India Pakistan Multan 2004 675-5 785
Australia England Lord’s 1993 632-4 782
England South Africa Lord’s 1924 531-2 779
West Indies New Zealand Wellington 1995 660-5 770
England South Africa Durban 1939 654-5 764
Pakistan Sri Lanka Faisalabad 1985 555-3 761
South Africa England Lord’s 2003 682-6 757
Pakistan Bangladesh Multan 2001 546-3 752
India Australia Sydney 2004 705-7 752
India Australia Sydney 1986 600-4 750

So Sri Lanka retains the No. 1 position under this calculation. However, the West Indies 790 for 3 moves up to second place, while England’s 849 all out in the Timeless Test of 1930 moves down to seventh.

Another aspect to these scores is that the distribution of the scores around these projections can be calculated, which means that the probability of a specific score can also be calculated. For example, the probability of a score of 790 for 3 actually exceeding the 1028 assigned to Sri Lanka’s record is about 24%.

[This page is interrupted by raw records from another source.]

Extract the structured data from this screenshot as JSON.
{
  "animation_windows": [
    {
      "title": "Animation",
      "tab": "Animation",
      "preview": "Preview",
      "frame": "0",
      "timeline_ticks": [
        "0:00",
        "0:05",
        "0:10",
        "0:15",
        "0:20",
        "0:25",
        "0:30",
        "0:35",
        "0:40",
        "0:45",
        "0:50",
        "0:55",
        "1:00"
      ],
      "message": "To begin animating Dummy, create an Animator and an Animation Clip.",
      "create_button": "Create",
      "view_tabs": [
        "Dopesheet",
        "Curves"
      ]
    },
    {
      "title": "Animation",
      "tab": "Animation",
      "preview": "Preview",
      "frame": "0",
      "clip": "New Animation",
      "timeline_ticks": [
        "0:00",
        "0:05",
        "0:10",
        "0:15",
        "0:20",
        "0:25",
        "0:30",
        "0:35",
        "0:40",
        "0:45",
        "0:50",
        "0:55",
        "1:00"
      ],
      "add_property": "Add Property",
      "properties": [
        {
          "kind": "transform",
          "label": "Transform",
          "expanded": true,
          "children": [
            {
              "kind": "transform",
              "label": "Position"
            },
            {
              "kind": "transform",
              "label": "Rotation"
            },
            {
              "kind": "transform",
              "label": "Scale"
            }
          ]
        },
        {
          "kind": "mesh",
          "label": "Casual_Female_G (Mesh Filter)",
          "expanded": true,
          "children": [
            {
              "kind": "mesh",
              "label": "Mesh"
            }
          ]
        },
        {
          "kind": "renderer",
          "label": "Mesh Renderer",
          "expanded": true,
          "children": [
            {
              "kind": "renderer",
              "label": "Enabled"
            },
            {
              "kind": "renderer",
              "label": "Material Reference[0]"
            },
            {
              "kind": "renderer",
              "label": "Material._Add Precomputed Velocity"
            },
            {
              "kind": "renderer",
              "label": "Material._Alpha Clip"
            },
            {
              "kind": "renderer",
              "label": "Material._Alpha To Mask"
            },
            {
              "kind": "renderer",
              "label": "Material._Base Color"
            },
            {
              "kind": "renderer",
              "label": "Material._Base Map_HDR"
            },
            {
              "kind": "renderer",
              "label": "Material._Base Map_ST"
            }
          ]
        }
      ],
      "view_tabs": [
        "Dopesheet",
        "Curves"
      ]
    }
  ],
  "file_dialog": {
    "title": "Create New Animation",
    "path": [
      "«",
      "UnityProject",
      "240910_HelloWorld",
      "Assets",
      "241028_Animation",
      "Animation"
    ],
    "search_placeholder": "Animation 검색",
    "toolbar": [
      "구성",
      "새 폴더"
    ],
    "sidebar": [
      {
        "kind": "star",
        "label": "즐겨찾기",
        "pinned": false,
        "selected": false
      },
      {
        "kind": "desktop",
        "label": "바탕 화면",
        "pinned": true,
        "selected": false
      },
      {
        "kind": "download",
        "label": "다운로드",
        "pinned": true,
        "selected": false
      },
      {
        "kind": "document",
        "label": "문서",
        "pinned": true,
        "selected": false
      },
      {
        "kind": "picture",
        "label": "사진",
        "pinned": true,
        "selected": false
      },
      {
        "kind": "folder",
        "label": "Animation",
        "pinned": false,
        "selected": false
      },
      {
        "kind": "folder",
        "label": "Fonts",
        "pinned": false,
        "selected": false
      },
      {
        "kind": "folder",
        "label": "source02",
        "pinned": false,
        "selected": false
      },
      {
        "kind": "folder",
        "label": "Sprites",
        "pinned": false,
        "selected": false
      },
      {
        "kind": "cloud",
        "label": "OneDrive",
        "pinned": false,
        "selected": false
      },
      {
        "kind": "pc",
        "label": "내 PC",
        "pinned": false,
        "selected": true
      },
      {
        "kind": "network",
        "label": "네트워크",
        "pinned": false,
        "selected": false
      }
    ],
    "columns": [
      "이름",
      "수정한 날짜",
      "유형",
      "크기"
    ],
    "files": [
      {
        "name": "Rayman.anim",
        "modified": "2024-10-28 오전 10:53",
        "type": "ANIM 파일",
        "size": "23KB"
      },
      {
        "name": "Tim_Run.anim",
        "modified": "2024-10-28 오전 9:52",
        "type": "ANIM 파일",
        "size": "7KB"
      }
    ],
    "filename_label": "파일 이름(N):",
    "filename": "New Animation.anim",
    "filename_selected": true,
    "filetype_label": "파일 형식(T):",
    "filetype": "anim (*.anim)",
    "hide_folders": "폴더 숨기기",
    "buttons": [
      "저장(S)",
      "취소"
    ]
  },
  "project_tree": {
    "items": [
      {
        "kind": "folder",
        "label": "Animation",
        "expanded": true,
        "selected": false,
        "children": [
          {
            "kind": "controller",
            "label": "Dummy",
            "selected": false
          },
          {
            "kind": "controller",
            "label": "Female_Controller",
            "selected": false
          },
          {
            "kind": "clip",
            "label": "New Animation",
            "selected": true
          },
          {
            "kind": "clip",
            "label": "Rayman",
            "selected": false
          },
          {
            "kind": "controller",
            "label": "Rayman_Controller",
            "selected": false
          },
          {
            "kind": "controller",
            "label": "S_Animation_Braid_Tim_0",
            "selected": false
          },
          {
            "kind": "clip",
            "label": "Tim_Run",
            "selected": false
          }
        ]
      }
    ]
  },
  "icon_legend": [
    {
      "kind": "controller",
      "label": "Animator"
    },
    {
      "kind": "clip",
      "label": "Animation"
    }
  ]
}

One other possible calculation here is a re-appraisal of the most one-sided innings victories in Tests. Using the projected score, the margin of victory can be re-calculated and compared more evenly. The most one-sided Tests in this analysis are:

Most one-sided Tests
Venue, year Team Opponent Score Projected score Original margin Projected margin
The Oval 1938 England Australia 903-7 951 Inng and 579 Inng and 627
Multan 2001 Pakistan Bangladesh 546-3 752 Inng and 264 Inng and 470
Bulawayo 2004 Sri Lanka Zimbabwe 713-3 919 Inng and 254 Inng and 460
Kolkata 1958 West Indies India 614-5 724 Inng and 336 Inng and 446
Dhaka (Mirpur) 2007 India Bangladesh 610-3 816 Inng and 239 Inng and 445
Wellington 1995 West Indies New Zealand 660-5 770 Inng and 322 Inng and 432
Johannesburg (New Wanderers) 2002 Australia South Africa 652-7 699 Inng and 360 Inng and 407

(Please, no comments that the ‘highest’ does not mean the ‘greatest’. No one is claiming that it does. We are just looking at extremes here.)

[Technical note: the trajectory at large scores must be calculated with care, because teams that continue with great success from a high starting point rarely complete their innings. This must be allowed for in the calculation. The way to do this is through an iterative process, where big innings that are declared closed are themselves calculated through to completion, firstly for innings that are nine wickets down, then eight, seven, and so forth, and these results are then fed back into the calculation for end points starting from fewer wickets down.

For example, take a score of 500 for 3. This has occurred 37 times in Test matches. The projected score in this case is 705 all out. However, only three of the 37 teams have actually reached or exceeded a score of 705, while nine have been bowled out for less than 700. The reason that the projected score is above 700 is that many teams continue to do well but declare before reaching 700. Careful iterative analysis of these declared scores produces the average estimate of 205 runs added, or 705 all out for a projected score.]